- _EXERCISE AIM_: Output all of the records exactly as written.

- _DATA FOR THE TASK_:
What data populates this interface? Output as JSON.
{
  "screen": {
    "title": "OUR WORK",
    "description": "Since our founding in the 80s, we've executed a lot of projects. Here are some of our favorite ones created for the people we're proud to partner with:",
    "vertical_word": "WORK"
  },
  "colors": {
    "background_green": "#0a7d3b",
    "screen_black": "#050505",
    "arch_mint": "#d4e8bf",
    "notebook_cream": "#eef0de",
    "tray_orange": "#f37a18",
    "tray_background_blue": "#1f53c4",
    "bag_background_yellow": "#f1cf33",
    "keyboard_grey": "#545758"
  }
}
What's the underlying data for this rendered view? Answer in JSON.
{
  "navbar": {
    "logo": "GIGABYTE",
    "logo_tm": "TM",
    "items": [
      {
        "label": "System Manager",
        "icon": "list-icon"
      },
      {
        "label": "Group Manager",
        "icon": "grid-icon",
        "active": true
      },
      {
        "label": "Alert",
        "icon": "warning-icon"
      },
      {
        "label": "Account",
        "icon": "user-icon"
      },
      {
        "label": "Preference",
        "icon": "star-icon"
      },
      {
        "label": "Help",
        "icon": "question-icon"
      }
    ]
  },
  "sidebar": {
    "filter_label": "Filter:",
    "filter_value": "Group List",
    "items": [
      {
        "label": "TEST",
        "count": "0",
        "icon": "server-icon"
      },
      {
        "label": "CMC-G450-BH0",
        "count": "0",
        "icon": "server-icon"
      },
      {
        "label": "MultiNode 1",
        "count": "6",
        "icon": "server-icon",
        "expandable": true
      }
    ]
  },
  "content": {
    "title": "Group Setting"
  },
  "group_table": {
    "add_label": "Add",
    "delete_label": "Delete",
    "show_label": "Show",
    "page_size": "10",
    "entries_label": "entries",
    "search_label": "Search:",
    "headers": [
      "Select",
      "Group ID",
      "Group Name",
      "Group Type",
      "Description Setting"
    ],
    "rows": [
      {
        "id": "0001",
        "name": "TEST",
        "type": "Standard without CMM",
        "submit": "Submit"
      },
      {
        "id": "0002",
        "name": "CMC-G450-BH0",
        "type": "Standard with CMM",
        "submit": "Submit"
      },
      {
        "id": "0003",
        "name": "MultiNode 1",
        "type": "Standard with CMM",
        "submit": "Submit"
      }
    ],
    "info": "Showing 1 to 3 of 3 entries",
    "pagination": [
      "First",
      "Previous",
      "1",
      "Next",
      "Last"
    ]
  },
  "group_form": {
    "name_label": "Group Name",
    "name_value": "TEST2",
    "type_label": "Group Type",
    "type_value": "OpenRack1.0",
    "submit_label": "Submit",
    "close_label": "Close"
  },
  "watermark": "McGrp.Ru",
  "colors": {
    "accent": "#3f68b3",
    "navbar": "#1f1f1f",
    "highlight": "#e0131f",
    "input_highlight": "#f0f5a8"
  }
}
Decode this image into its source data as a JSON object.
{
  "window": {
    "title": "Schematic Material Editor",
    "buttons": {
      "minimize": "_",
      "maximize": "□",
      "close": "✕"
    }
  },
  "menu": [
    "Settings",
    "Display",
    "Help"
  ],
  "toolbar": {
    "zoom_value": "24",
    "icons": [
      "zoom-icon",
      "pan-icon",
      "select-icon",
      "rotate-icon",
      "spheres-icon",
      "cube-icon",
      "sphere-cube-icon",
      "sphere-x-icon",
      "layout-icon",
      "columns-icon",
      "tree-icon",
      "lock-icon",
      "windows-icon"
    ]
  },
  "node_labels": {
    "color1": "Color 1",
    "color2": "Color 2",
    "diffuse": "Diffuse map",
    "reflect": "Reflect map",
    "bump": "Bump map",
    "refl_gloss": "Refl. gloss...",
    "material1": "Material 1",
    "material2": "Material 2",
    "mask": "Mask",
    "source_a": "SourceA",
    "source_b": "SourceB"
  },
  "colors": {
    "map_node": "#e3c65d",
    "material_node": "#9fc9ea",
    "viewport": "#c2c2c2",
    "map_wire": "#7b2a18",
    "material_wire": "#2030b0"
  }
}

- _TASK RESPONSE_:
What data populates this interface? Output as JSON.
{
  "screen": {
    "title": "OUR WORK",
    "description": "Since our founding in the 80s, we've executed a lot of projects. Here are some of our favorite ones created for the people we're proud to partner with:",
    "vertical_word": "WORK"
  },
  "colors": {
    "background_green": "#0a7d3b",
    "screen_black": "#050505",
    "arch_mint": "#d4e8bf",
    "notebook_cream": "#eef0de",
    "tray_orange": "#f37a18",
    "tray_background_blue": "#1f53c4",
    "bag_background_yellow": "#f1cf33",
    "keyboard_grey": "#545758"
  }
}
What's the underlying data for this rendered view? Answer in JSON.
{
  "navbar": {
    "logo": "GIGABYTE",
    "logo_tm": "TM",
    "items": [
      {
        "label": "System Manager",
        "icon": "list-icon"
      },
      {
        "label": "Group Manager",
        "icon": "grid-icon",
        "active": true
      },
      {
        "label": "Alert",
        "icon": "warning-icon"
      },
      {
        "label": "Account",
        "icon": "user-icon"
      },
      {
        "label": "Preference",
        "icon": "star-icon"
      },
      {
        "label": "Help",
        "icon": "question-icon"
      }
    ]
  },
  "sidebar": {
    "filter_label": "Filter:",
    "filter_value": "Group List",
    "items": [
      {
        "label": "TEST",
        "count": "0",
        "icon": "server-icon"
      },
      {
        "label": "CMC-G450-BH0",
        "count": "0",
        "icon": "server-icon"
      },
      {
        "label": "MultiNode 1",
        "count": "6",
        "icon": "server-icon",
        "expandable": true
      }
    ]
  },
  "content": {
    "title": "Group Setting"
  },
  "group_table": {
    "add_label": "Add",
    "delete_label": "Delete",
    "show_label": "Show",
    "page_size": "10",
    "entries_label": "entries",
    "search_label": "Search:",
    "headers": [
      "Select",
      "Group ID",
      "Group Name",
      "Group Type",
      "Description Setting"
    ],
    "rows": [
      {
        "id": "0001",
        "name": "TEST",
        "type": "Standard without CMM",
        "submit": "Submit"
      },
      {
        "id": "0002",
        "name": "CMC-G450-BH0",
        "type": "Standard with CMM",
        "submit": "Submit"
      },
      {
        "id": "0003",
        "name": "MultiNode 1",
        "type": "Standard with CMM",
        "submit": "Submit"
      }
    ],
    "info": "Showing 1 to 3 of 3 entries",
    "pagination": [
      "First",
      "Previous",
      "1",
      "Next",
      "Last"
    ]
  },
  "group_form": {
    "name_label": "Group Name",
    "name_value": "TEST2",
    "type_label": "Group Type",
    "type_value": "OpenRack1.0",
    "submit_label": "Submit",
    "close_label": "Close"
  },
  "watermark": "McGrp.Ru",
  "colors": {
    "accent": "#3f68b3",
    "navbar": "#1f1f1f",
    "highlight": "#e0131f",
    "input_highlight": "#f0f5a8"
  }
}
Decode this image into its source data as a JSON object.
{
  "window": {
    "title": "Schematic Material Editor",
    "buttons": {
      "minimize": "_",
      "maximize": "□",
      "close": "✕"
    }
  },
  "menu": [
    "Settings",
    "Display",
    "Help"
  ],
  "toolbar": {
    "zoom_value": "24",
    "icons": [
      "zoom-icon",
      "pan-icon",
      "select-icon",
      "rotate-icon",
      "spheres-icon",
      "cube-icon",
      "sphere-cube-icon",
      "sphere-x-icon",
      "layout-icon",
      "columns-icon",
      "tree-icon",
      "lock-icon",
      "windows-icon"
    ]
  },
  "node_labels": {
    "color1": "Color 1",
    "color2": "Color 2",
    "diffuse": "Diffuse map",
    "reflect": "Reflect map",
    "bump": "Bump map",
    "refl_gloss": "Refl. gloss...",
    "material1": "Material 1",
    "material2": "Material 2",
    "mask": "Mask",
    "source_a": "SourceA",
    "source_b": "SourceB"
  },
  "colors": {
    "map_node": "#e3c65d",
    "material_node": "#9fc9ea",
    "viewport": "#c2c2c2",
    "map_wire": "#7b2a18",
    "material_wire": "#2030b0"
  }
}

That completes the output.